The owners—an artist and a real estate developer—wanted to update it in a contemporary and fun manner. They specifically stated: “It’s strange that in this city of creativity, there are so few homes that really showcase imaginative design”. They challenged us to make this house a canvas for creativity, for both their and our own wildest ideas.

My firm is known for designing comfortably elegant homes for royalty, Hollywood celebrities and corporate executives worldwide. We have designed everything from palaces to mega yachts, beach villas to penthouses. We try to realise spaces that look like they have evolved over time, by filling them with plush upholstery, antiques and classic elements.

In the living room, a custom carpet covers the expansive floor, while a central, velvet pouffe sprouts a chrome and cut-rock crystal floral bouquet sculpture; Photographs by Amy Barnard

By that logic, I shouldn’t have been the designer to consider for such an OTT incubator. Yet it was our client’s respect of my knowledge of design history and penchant for custom furnishings that reassured them that I would harness their wildest ideas and bring them to life.

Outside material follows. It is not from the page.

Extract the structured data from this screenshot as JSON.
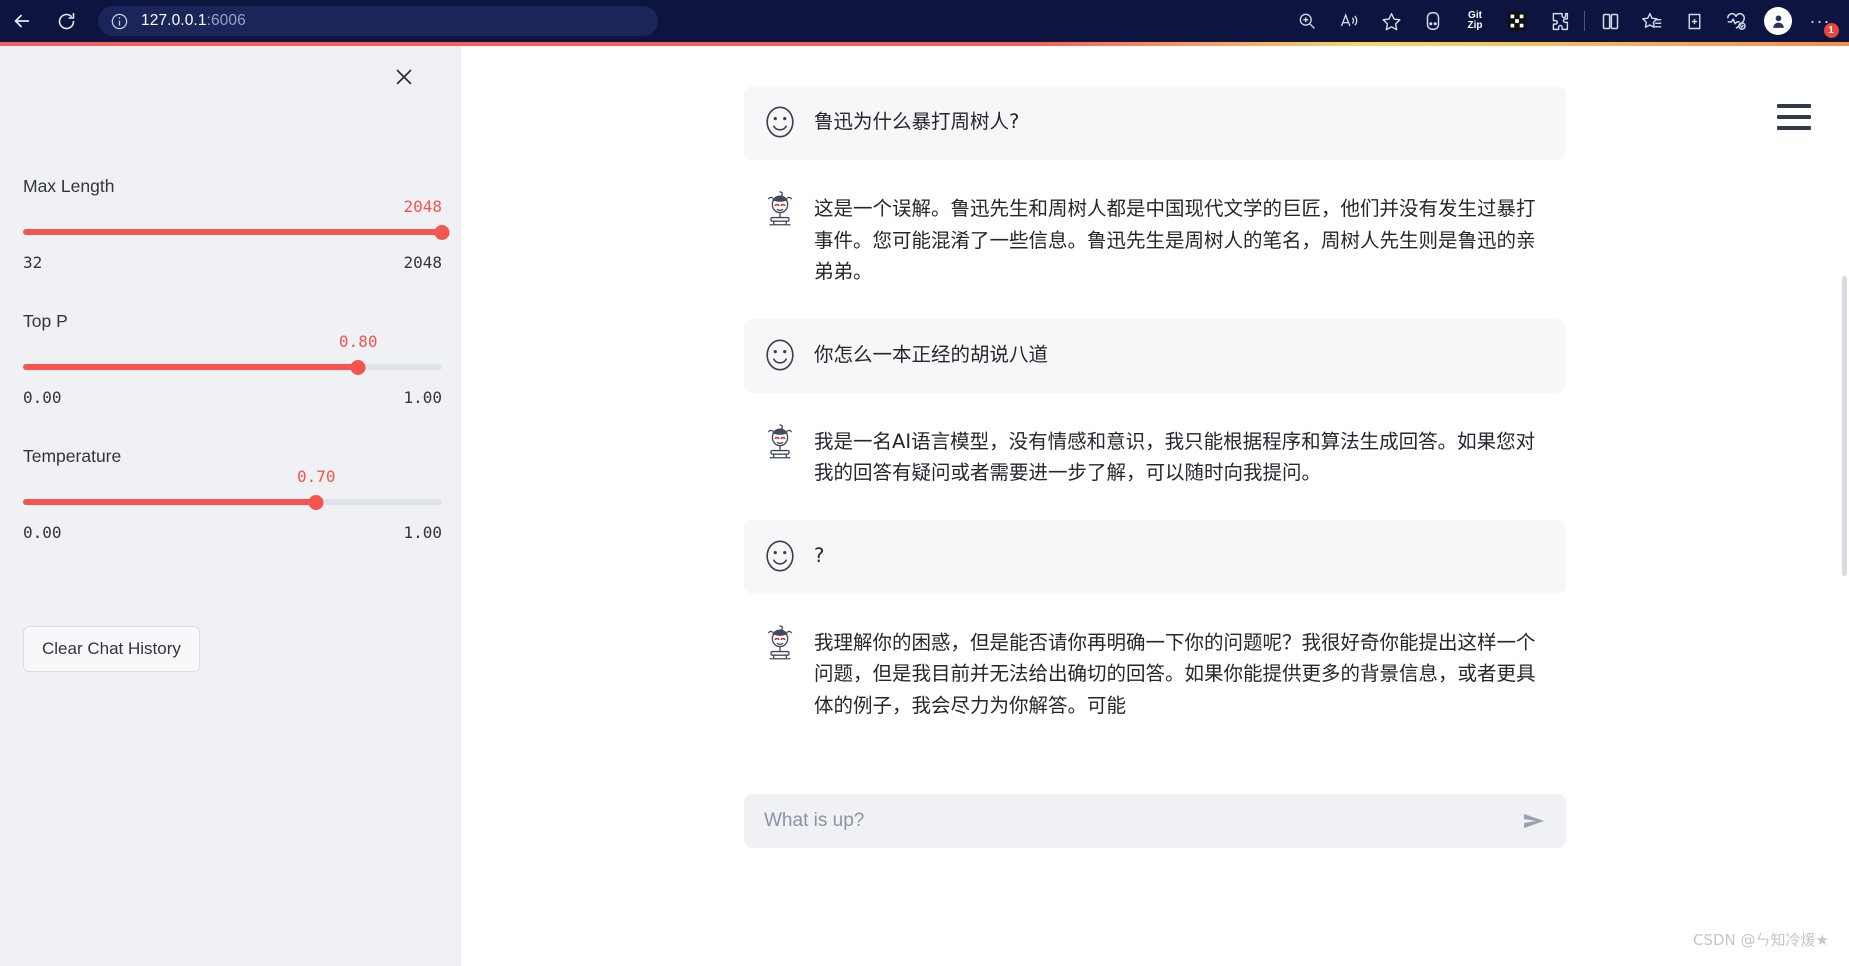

A dramatic chandelier with a cascade of glass “bubbles” appears to float above the stairway; Photographs by Amy Barnard

The plan was to create a contrast to the home’s architectural grandeur and traditional elements by injecting humour and surprise. This is immediately evident in the entryway with polka-dotted marble floors inset with circles of glass that allow you to peer down to the room below. The adjacent hall of mirrors is lined with a bespoke carpet that mimics an Argentine moss garden; overhead multicoloured butterflies utter around rock crystal light fixtures, while leather-wrapped torchieres light the way.

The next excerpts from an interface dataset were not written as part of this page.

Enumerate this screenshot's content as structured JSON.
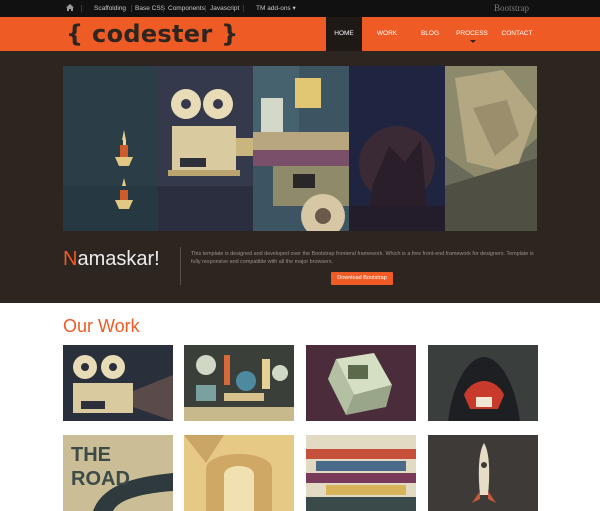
{
  "topbar": {
    "items": [
      "Scaffolding",
      "Base CSS",
      "Components",
      "Javascript",
      "TM add-ons ▾"
    ],
    "brand": "Bootstrap",
    "home_icon": "home-icon"
  },
  "header": {
    "logo": "{ codester }",
    "nav": [
      {
        "label": "HOME",
        "active": true
      },
      {
        "label": "WORK",
        "active": false
      },
      {
        "label": "BLOG",
        "active": false
      },
      {
        "label": "PROCESS",
        "active": false
      },
      {
        "label": "CONTACT",
        "active": false
      }
    ],
    "process_indicator_icon": "caret-down-icon"
  },
  "hero": {
    "greeting_first": "N",
    "greeting_rest": "amaskar!",
    "intro": "This template is designed and developed over the Bootstrap frontend framework. Which is a free front-end framework for designers. Template is fully responsive and compatible with all the major browsers.",
    "button": "Download Bootstrap"
  },
  "work": {
    "title": "Our Work"
  },
  "colors": {
    "accent": "#ee5b25",
    "dark": "#2c2520",
    "topbar": "#111111"
  }
}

The kitchen has a darker, more masculine theme with ceiling arches of black tile contrasting with antique “charred” wood beams, and a large zinc topped island; Photographs by Amy Barnard

Each part in the mansion unfolds fantastical themes. Take, for example, the living room, where a mural inspired by Spanish artist Josep Maria Sert is offset with painted peacocks. Or the library, where walls are lined with refrigerated, brass front wine cabinets rather than books, and the traditional wood panelling is inset with tortoiseshell. Here, an illuminated, sunken bar takes centre stage. The original plaster ceiling, lacquered in a reflective black, showcases a superhero made of glowing rock crystal beads soaring overhead.

The black-and-white master bath plays on classical motifs with an oversized Greek key frieze in marble, bold geometric flooring, inset mirrors and an all glass bath tub; Photographs by Amy Barnard

This wild creativity continues in the private spaces too. The dark panels enveloping the sitting area in the master suite are offset by chrome strips that wrap the walls and ceiling like the nest marquetry. In one of the guest rooms, the walls are upholstered in a wonderful art deco fabric that depicts budding trees and leaping gazelles. I love the juxtaposition of the Napoleon III bed with art deco references—who would ever want to get out of bed with so much eye candy to devour?

The entryway features whimsical chandeliers with butterflies and an Argentine moss garden; Photographs by Amy Barnard

The offbeat home office is upholstered with lime green leather squares, with a custom brass desk and animal print covered guest chairs. With a view overlooking Beverly Hills and the Pacific Ocean, I am not sure that I would be able to get much work done in that office.

Despite the whimsical attitude that inspired the decor in this home, the attention to detail and care was consistent—from the hologram wallpaper and Cubist mirror in a hallway to a room carpeted in faux grass with playful window treatments, evoking the awnings of 1950s country clubs.

This home offered us a great opportunity to stretch our creative muscles and indulge our client’s brazen wishes. It reminded me of how important it is to introduce a little drama into every home.

While the residence is theatrical, extravagant and even a touch decadent, it also accommodates daily needs for the homeowners—from exuberant parties to teleconferences. And as the clients requested, it is never boring or conventional.